• [Exercise brief]
Copy every record exactly, leaving the pictures out.

_ _ _ _ _ _ _

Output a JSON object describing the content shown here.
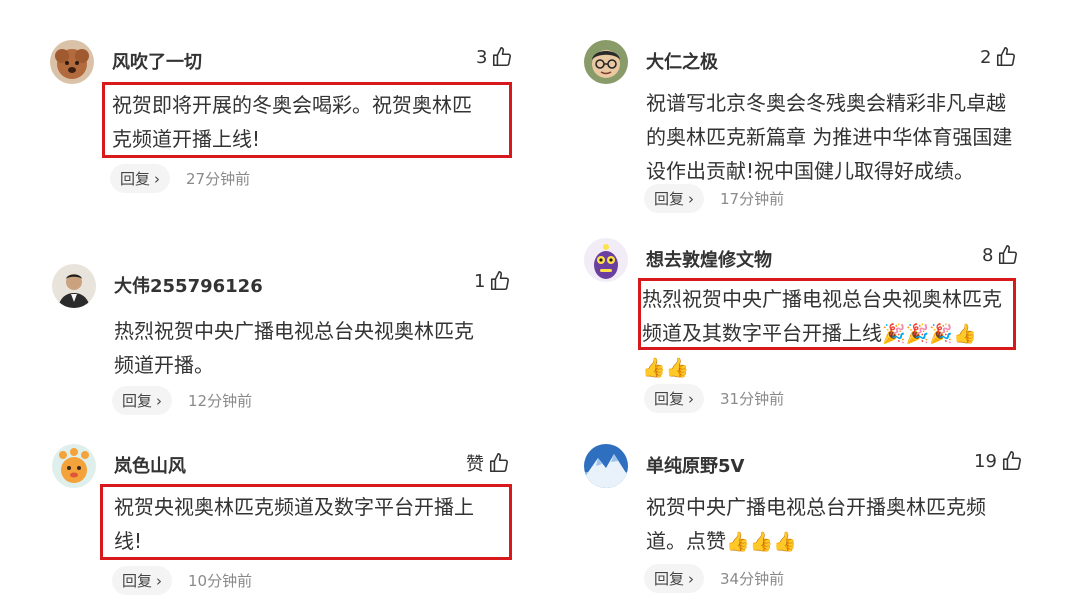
{
  "reply_label": "回复",
  "reply_chevron": "›",
  "comments": [
    {
      "user": "风吹了一切",
      "likes": "3",
      "lines": [
        "祝贺即将开展的冬奥会喝彩。祝贺奥林匹",
        "克频道开播上线!"
      ],
      "time": "27分钟前",
      "highlighted": true,
      "avatar_icon": "poodle-avatar"
    },
    {
      "user": "大伟255796126",
      "likes": "1",
      "lines": [
        "热烈祝贺中央广播电视总台央视奥林匹克",
        "频道开播。"
      ],
      "time": "12分钟前",
      "highlighted": false,
      "avatar_icon": "man-in-suit-avatar"
    },
    {
      "user": "岚色山风",
      "likes": "赞",
      "lines": [
        "祝贺央视奥林匹克频道及数字平台开播上",
        "线!"
      ],
      "time": "10分钟前",
      "highlighted": true,
      "avatar_icon": "cartoon-creature-avatar"
    },
    {
      "user": "大仁之极",
      "likes": "2",
      "lines": [
        "祝谱写北京冬奥会冬残奥会精彩非凡卓越",
        "的奥林匹克新篇章 为推进中华体育强国建",
        "设作出贡献!祝中国健儿取得好成绩。"
      ],
      "time": "17分钟前",
      "highlighted": false,
      "avatar_icon": "cartoon-man-glasses-avatar"
    },
    {
      "user": "想去敦煌修文物",
      "likes": "8",
      "lines": [
        "热烈祝贺中央广播电视总台央视奥林匹克",
        "频道及其数字平台开播上线"
      ],
      "emoji_after_line2": "🎉🎉🎉👍",
      "emoji_line3": "👍👍",
      "time": "31分钟前",
      "highlighted": true,
      "avatar_icon": "purple-monster-avatar"
    },
    {
      "user": "单纯原野5V",
      "likes": "19",
      "lines": [
        "祝贺中央广播电视总台开播奥林匹克频",
        "道。点赞"
      ],
      "emoji_after_line2": "👍👍👍",
      "time": "34分钟前",
      "highlighted": false,
      "avatar_icon": "snow-mountain-avatar"
    }
  ],
  "colors": {
    "highlight_border": "#d8191c",
    "text": "#333333",
    "time": "#8a8a8a",
    "reply_bg": "#f4f4f4"
  }
}
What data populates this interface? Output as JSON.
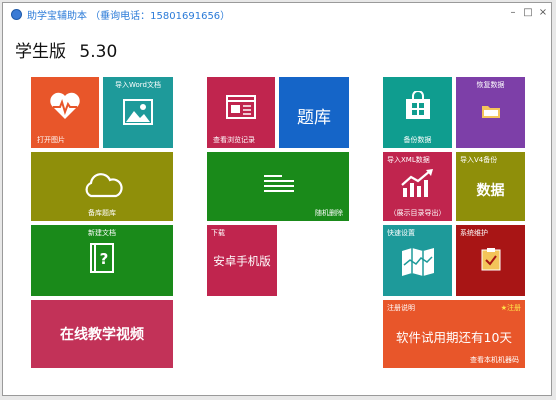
{
  "window": {
    "title": "助学宝辅助本 （垂询电话：15801691656）",
    "minimize_glyph": "–",
    "maximize_glyph": "□",
    "close_glyph": "×"
  },
  "heading": {
    "edition": "学生版",
    "version": "5.30"
  },
  "tiles": {
    "open_image": {
      "label": "打开图片",
      "color": "#e8562a",
      "icon": "heartbeat-icon"
    },
    "import_word": {
      "label": "导入Word文档",
      "color": "#1e9a9a",
      "icon": "picture-icon"
    },
    "view_history": {
      "label": "查看浏览记录",
      "color": "#c0254e",
      "icon": "newspaper-icon"
    },
    "question_bank": {
      "label": "题库",
      "color": "#1565c8"
    },
    "backup": {
      "label": "备份数据",
      "color": "#0f9d8f",
      "icon": "store-bag-icon"
    },
    "restore": {
      "label": "恢复数据",
      "color": "#7d3fa8",
      "icon": "folder-icon"
    },
    "cloud": {
      "label": "备库题库",
      "color": "#8f8f0a",
      "icon": "cloud-icon"
    },
    "random_delete": {
      "label": "随机删除",
      "color": "#1a8a1a",
      "icon": "lines-icon"
    },
    "import_xml": {
      "label": "导入XML数据",
      "sublabel": "（展示目录导出）",
      "color": "#c0254e",
      "icon": "chart-up-icon"
    },
    "import_v4": {
      "label": "导入V4备份",
      "big": "数据",
      "color": "#8f8f0a"
    },
    "new_file": {
      "label": "新建文档",
      "color": "#1a8a1a",
      "icon": "question-book-icon"
    },
    "download": {
      "label": "下载",
      "big": "安卓手机版",
      "color": "#c0254e"
    },
    "quick_setup": {
      "label": "快速设置",
      "color": "#1e9a9a",
      "icon": "map-icon"
    },
    "system_maint": {
      "label": "系统维护",
      "color": "#a81515",
      "icon": "clipboard-icon"
    },
    "online_video": {
      "big": "在线教学视频",
      "color": "#c23258"
    },
    "register": {
      "label": "注册说明",
      "badge": "★注册",
      "big": "软件试用期还有10天",
      "footer": "查看本机机器码",
      "color": "#e8562a"
    }
  }
}
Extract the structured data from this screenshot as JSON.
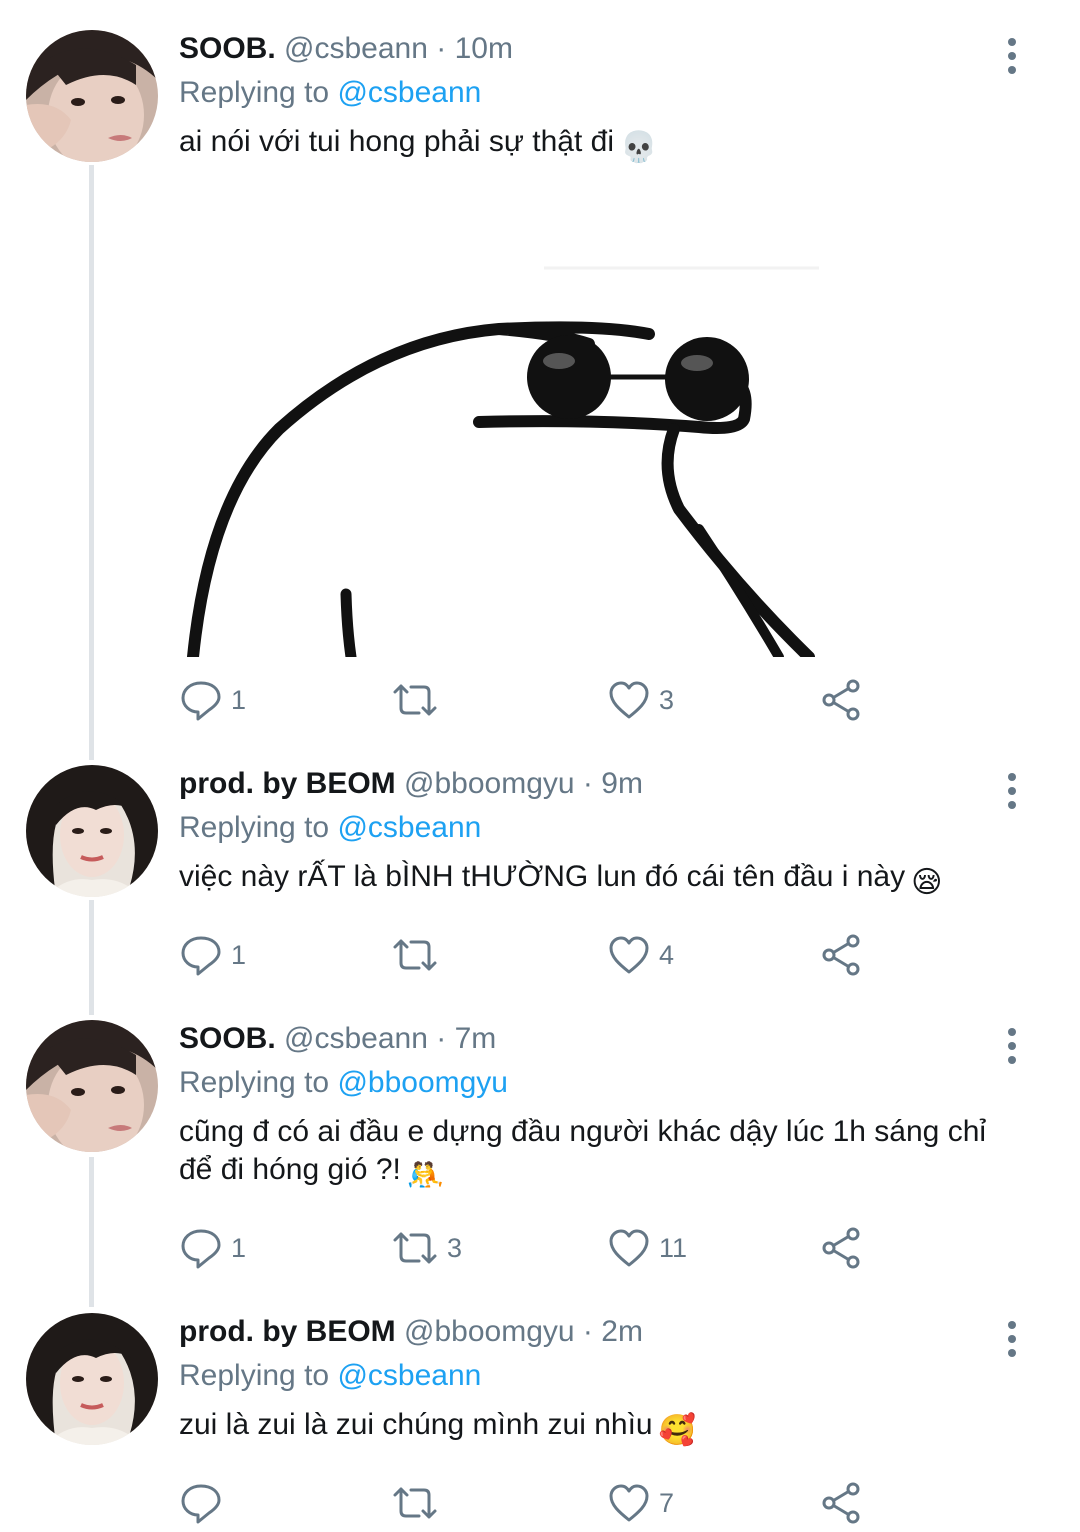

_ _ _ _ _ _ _

• [Result]
Output a JSON object describing the content shown here.
{
  "reply_label": "回复",
  "reply_chevron": "›",
  "comments": [
    {
      "user": "风吹了一切",
      "likes": "3",
      "lines": [
        "祝贺即将开展的冬奥会喝彩。祝贺奥林匹",
        "克频道开播上线!"
      ],
      "time": "27分钟前",
      "highlighted": true,
      "avatar_icon": "poodle-avatar"
    },
    {
      "user": "大伟255796126",
      "likes": "1",
      "lines": [
        "热烈祝贺中央广播电视总台央视奥林匹克",
        "频道开播。"
      ],
      "time": "12分钟前",
      "highlighted": false,
      "avatar_icon": "man-in-suit-avatar"
    },
    {
      "user": "岚色山风",
      "likes": "赞",
      "lines": [
        "祝贺央视奥林匹克频道及数字平台开播上",
        "线!"
      ],
      "time": "10分钟前",
      "highlighted": true,
      "avatar_icon": "cartoon-creature-avatar"
    },
    {
      "user": "大仁之极",
      "likes": "2",
      "lines": [
        "祝谱写北京冬奥会冬残奥会精彩非凡卓越",
        "的奥林匹克新篇章 为推进中华体育强国建",
        "设作出贡献!祝中国健儿取得好成绩。"
      ],
      "time": "17分钟前",
      "highlighted": false,
      "avatar_icon": "cartoon-man-glasses-avatar"
    },
    {
      "user": "想去敦煌修文物",
      "likes": "8",
      "lines": [
        "热烈祝贺中央广播电视总台央视奥林匹克",
        "频道及其数字平台开播上线"
      ],
      "emoji_after_line2": "🎉🎉🎉👍",
      "emoji_line3": "👍👍",
      "time": "31分钟前",
      "highlighted": true,
      "avatar_icon": "purple-monster-avatar"
    },
    {
      "user": "单纯原野5V",
      "likes": "19",
      "lines": [
        "祝贺中央广播电视总台开播奥林匹克频",
        "道。点赞"
      ],
      "emoji_after_line2": "👍👍👍",
      "time": "34分钟前",
      "highlighted": false,
      "avatar_icon": "snow-mountain-avatar"
    }
  ],
  "colors": {
    "highlight_border": "#d8191c",
    "text": "#333333",
    "time": "#8a8a8a",
    "reply_bg": "#f4f4f4"
  }
}
What data populates this interface? Output as JSON.
{
  "window": {
    "title": "助学宝辅助本 （垂询电话：15801691656）",
    "minimize_glyph": "–",
    "maximize_glyph": "□",
    "close_glyph": "×"
  },
  "heading": {
    "edition": "学生版",
    "version": "5.30"
  },
  "tiles": {
    "open_image": {
      "label": "打开图片",
      "color": "#e8562a",
      "icon": "heartbeat-icon"
    },
    "import_word": {
      "label": "导入Word文档",
      "color": "#1e9a9a",
      "icon": "picture-icon"
    },
    "view_history": {
      "label": "查看浏览记录",
      "color": "#c0254e",
      "icon": "newspaper-icon"
    },
    "question_bank": {
      "label": "题库",
      "color": "#1565c8"
    },
    "backup": {
      "label": "备份数据",
      "color": "#0f9d8f",
      "icon": "store-bag-icon"
    },
    "restore": {
      "label": "恢复数据",
      "color": "#7d3fa8",
      "icon": "folder-icon"
    },
    "cloud": {
      "label": "备库题库",
      "color": "#8f8f0a",
      "icon": "cloud-icon"
    },
    "random_delete": {
      "label": "随机删除",
      "color": "#1a8a1a",
      "icon": "lines-icon"
    },
    "import_xml": {
      "label": "导入XML数据",
      "sublabel": "（展示目录导出）",
      "color": "#c0254e",
      "icon": "chart-up-icon"
    },
    "import_v4": {
      "label": "导入V4备份",
      "big": "数据",
      "color": "#8f8f0a"
    },
    "new_file": {
      "label": "新建文档",
      "color": "#1a8a1a",
      "icon": "question-book-icon"
    },
    "download": {
      "label": "下载",
      "big": "安卓手机版",
      "color": "#c0254e"
    },
    "quick_setup": {
      "label": "快速设置",
      "color": "#1e9a9a",
      "icon": "map-icon"
    },
    "system_maint": {
      "label": "系统维护",
      "color": "#a81515",
      "icon": "clipboard-icon"
    },
    "online_video": {
      "big": "在线教学视频",
      "color": "#c23258"
    },
    "register": {
      "label": "注册说明",
      "badge": "★注册",
      "big": "软件试用期还有10天",
      "footer": "查看本机机器码",
      "color": "#e8562a"
    }
  }
}
Extract the structured data from this screenshot as JSON.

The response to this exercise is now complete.